Misidentification of alphanumeric
From the January 12, 2000 issue
PROBLEM: It's not uncommon to read a letter or number
differently than the writer intended. Recently, while reviewing
a handwritten, faxed order, a pharmacist read the word "IODINE"
in the space for allergy alerts. Yet, a second pharmacist
read the allergy as "LODINE." The prescriber was contacted
for clarification, and she identified LODINE (etodolac) as
the drug to which the patient was allergic. In another case,
a patient listed Lodine 400 mg BID as a medication she was
taking prior to admission. However, the admitting resident
misread the notation and wrote an order for saturated solution
of potassium iodide 400 mg BID. The patient received two doses
before the error was discovered.
Computerized physician order entry (CPOE) can overcome most
problems with poor handwriting. However, even typed or computerized
physician orders may not help prevent all of them. Anyone
familiar with e-mail knows how easy it is to misidentify a
computer-generated lower case letter L (l) in an e-mail address
as the numeral one (1), or the letter O as a zero (0)! Even
when using character recognition software, drug names may
be translated incorrectly. For example, when we tested Lodine,
typed with a lower case L, the software recognized the drug
name as Iodine. Likewise, it's easy to confuse the upper case
letter Z with the number 2. In fact, research conducted by
Bell Laboratories found that some symbols are more vulnerable
than others to misidentification1.
The previously mentioned characters (I/1; O/0 and Z/2) plus
the number 1, which can look like a 7, accounted for over
50% of the errors caused by character misidentification in
the study. Further, the context in which the order is being
read may not always be helpful in properly identifying alphanumeric
characters. While it would be unlikely to read ZETAR as "2TAR,"
it would be easy to read an order for "HCTZ50mg" as either
hydrocortisone 250 mg or hydrochlorothiazide 50 mg.
SAFE PRACTICE RECOMMENDATION: Although CPOE is on
the horizon (see article on page 2),
for now, handwritten orders are still the norm. Many drug
name recognition errors can be reduced with block printing
using upper case characters. Prescribers may save time by
using cursive writing, but this must be balanced against the
risk of error and the tremendous waste of precious staff time
when poorly handwritten orders must be interpreted.
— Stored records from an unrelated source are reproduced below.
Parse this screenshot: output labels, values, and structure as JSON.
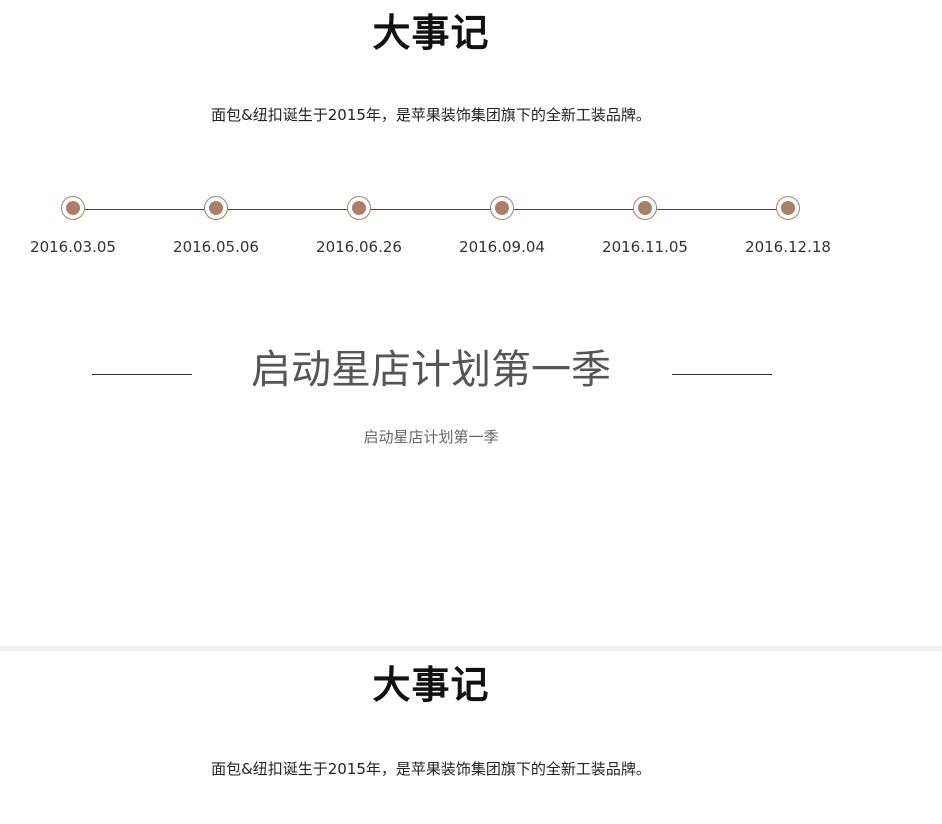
{
  "sections": [
    {
      "title": "大事记",
      "intro": "面包&纽扣诞生于2015年，是苹果装饰集团旗下的全新工装品牌。"
    },
    {
      "title": "大事记",
      "intro": "面包&纽扣诞生于2015年，是苹果装饰集团旗下的全新工装品牌。"
    }
  ],
  "timeline": {
    "items": [
      {
        "date": "2016.03.05"
      },
      {
        "date": "2016.05.06"
      },
      {
        "date": "2016.06.26"
      },
      {
        "date": "2016.09.04"
      },
      {
        "date": "2016.11.05"
      },
      {
        "date": "2016.12.18"
      }
    ]
  },
  "event": {
    "headline": "启动星店计划第一季",
    "subheadline": "启动星店计划第一季"
  },
  "colors": {
    "accent": "#a88066",
    "timeline_line": "#6b3b3b"
  }
}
In the
absence of computer orders, outpatient prescription forms
should be formatted so that prescribers must print the name
and strength in designated blocks for each letter.2
The rules outlining each block should be preprinted in a 30%
shade so that they appear a light but visible gray. The lightly
outlined rules would help prevent confusion between a T, 7,
and I, or an E, F, and L. For inpatient order forms, rules
also can be shaded similarly, making them visible to prescribers,
yet light enough to prevent interference with characters when
reading or faxing. Back copies of order forms (NCR forms)
should never have lines.
Symbolic differentiation is another way to distinctively
convey a symbol's meaning.1 Throughout Europe, it's common
to see a zero written with a slash through it to differentiate
it from the letter "O." The number 7 can be written with a
bar through it to prevent confusion with the number 1. The
letter "Z" with a bar through it also can prevent confusion
with the number 2. Stricter adherence to these principles
would help reduce character misidentification.
The potential for name-related errors is greatly reduced
when pharmaceutical manufacturers incorporate practitioner
testing of names before trademarks are submitted to FDA. The
Institute of Medicine recently listed pre-market testing of
pharmaceutical trademarks as one of their official recommendations.
References: 1) Nierenberg GI. Do it right
the first time. New York: John Wiley and Sons 1996; 2) Davis
NM. Drug names that look and sound alike. Hosp Pharm 1999;34:1160-78.